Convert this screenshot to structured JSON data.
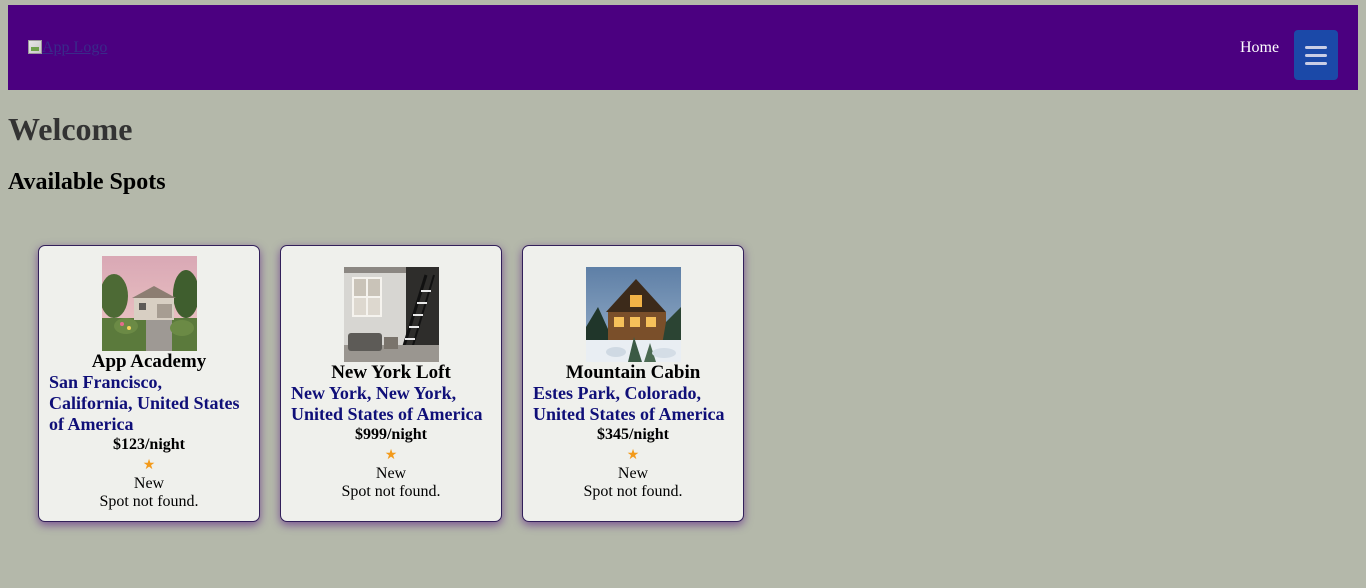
{
  "navbar": {
    "logo_alt": "App Logo",
    "home_label": "Home",
    "menu_icon": "hamburger-menu-icon",
    "background": "#4b0080",
    "menu_button_color": "#1b49a8"
  },
  "main": {
    "heading": "Welcome",
    "subheading": "Available Spots"
  },
  "spots": [
    {
      "name": "App Academy",
      "location": "San Francisco, California, United States of America",
      "price": "$123/night",
      "star": "★",
      "rating": "New",
      "status": "Spot not found."
    },
    {
      "name": "New York Loft",
      "location": "New York, New York, United States of America",
      "price": "$999/night",
      "star": "★",
      "rating": "New",
      "status": "Spot not found."
    },
    {
      "name": "Mountain Cabin",
      "location": "Estes Park, Colorado, United States of America",
      "price": "$345/night",
      "star": "★",
      "rating": "New",
      "status": "Spot not found."
    }
  ],
  "colors": {
    "page_background": "#b4b8aa",
    "card_background": "#eff0ec",
    "location_text": "#0f0f78",
    "star": "#f39a1a"
  }
}
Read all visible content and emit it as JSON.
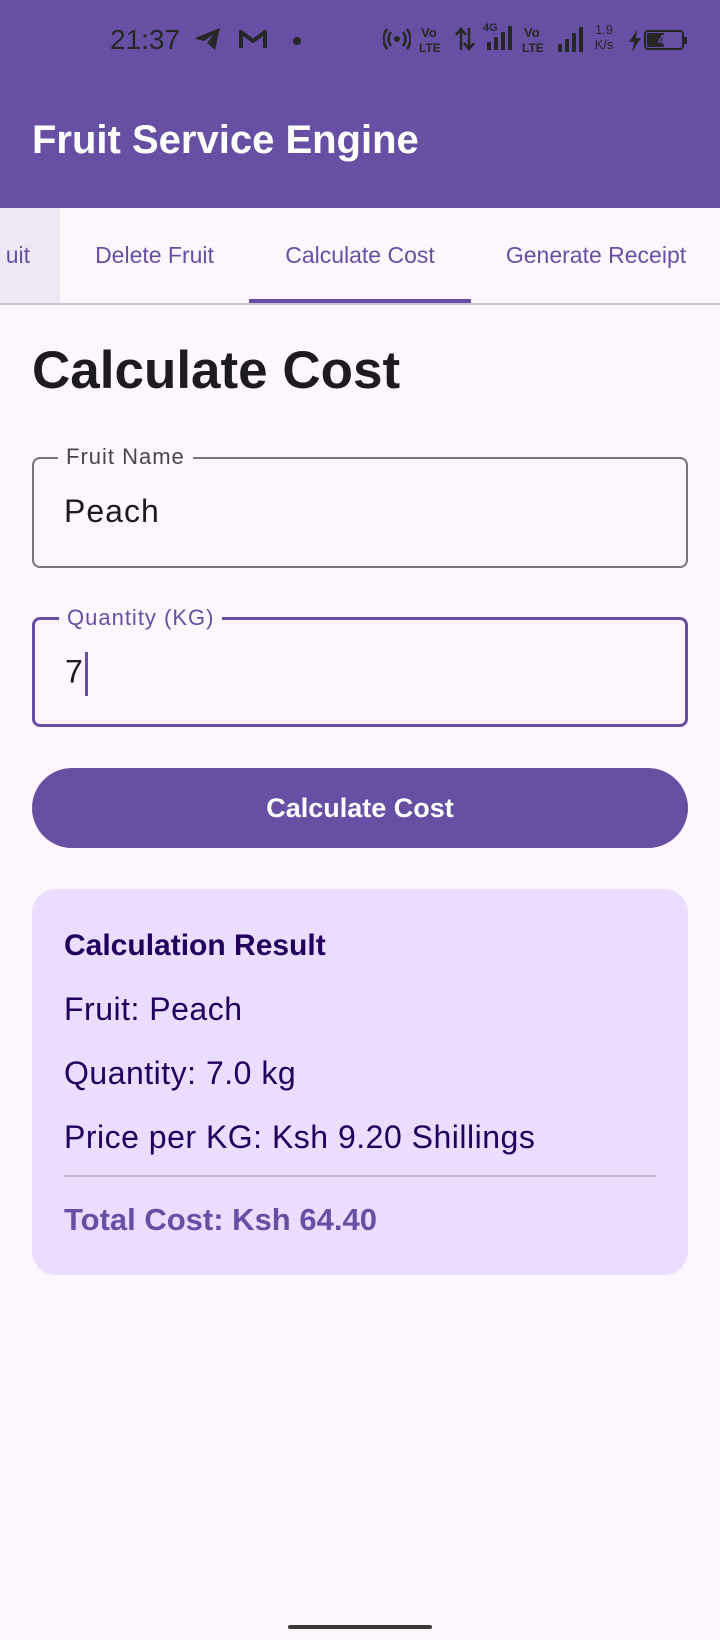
{
  "status_bar": {
    "time": "21:37",
    "icons": [
      "telegram-icon",
      "gmail-icon",
      "notification-dot-icon",
      "hotspot-icon",
      "volte-icon",
      "data-arrows-icon",
      "signal-4g-icon",
      "volte-icon",
      "signal-icon",
      "network-speed-icon",
      "charging-icon",
      "battery-icon"
    ],
    "net_speed_value": "1.9",
    "net_speed_unit": "K/s",
    "lte_label": "Vo\nLTE",
    "network_type": "4G",
    "battery_level": "47"
  },
  "app_bar": {
    "title": "Fruit Service Engine"
  },
  "tabs": [
    {
      "label": "uit",
      "selected": false
    },
    {
      "label": "Delete Fruit",
      "selected": false
    },
    {
      "label": "Calculate Cost",
      "selected": true
    },
    {
      "label": "Generate Receipt",
      "selected": false
    }
  ],
  "page": {
    "title": "Calculate Cost"
  },
  "form": {
    "fruit_name": {
      "label": "Fruit Name",
      "value": "Peach"
    },
    "quantity": {
      "label": "Quantity (KG)",
      "value": "7"
    },
    "submit_label": "Calculate Cost"
  },
  "result": {
    "title": "Calculation Result",
    "fruit": "Fruit: Peach",
    "quantity": "Quantity: 7.0 kg",
    "price_per_kg": "Price per KG: Ksh 9.20 Shillings",
    "total": "Total Cost: Ksh 64.40"
  },
  "colors": {
    "primary": "#6750a4",
    "card_background": "#eaddff",
    "card_text": "#21005d",
    "background": "#fdf7fd"
  }
}
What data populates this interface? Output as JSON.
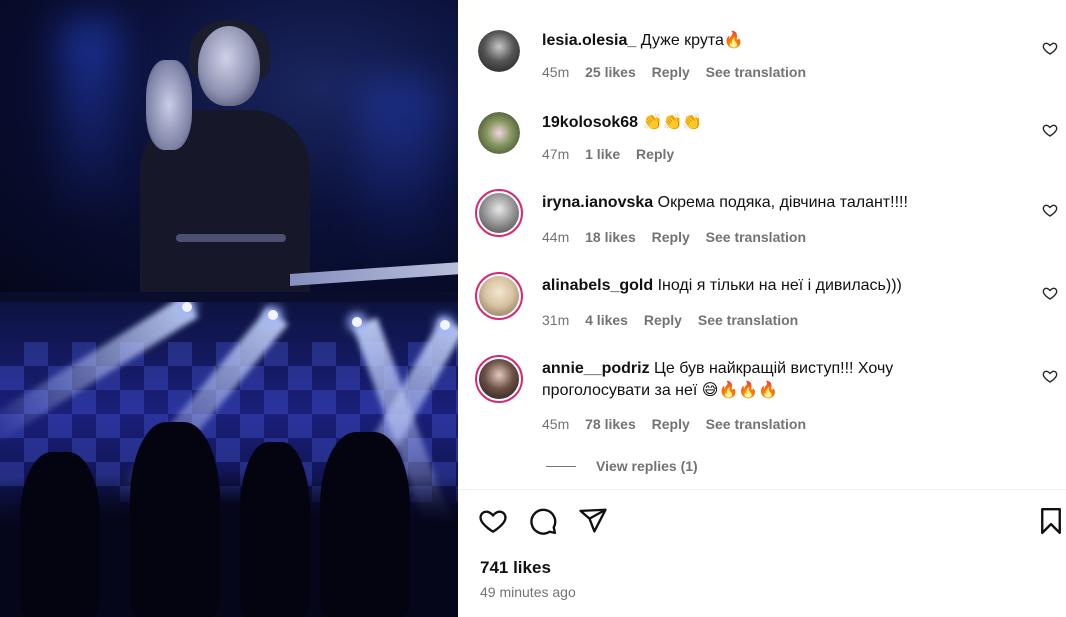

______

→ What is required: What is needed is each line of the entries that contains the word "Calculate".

→ Answer box:
      "label": "Calculate Cost",
    "title": "Calculate Cost"
    "submit_label": "Calculate Cost"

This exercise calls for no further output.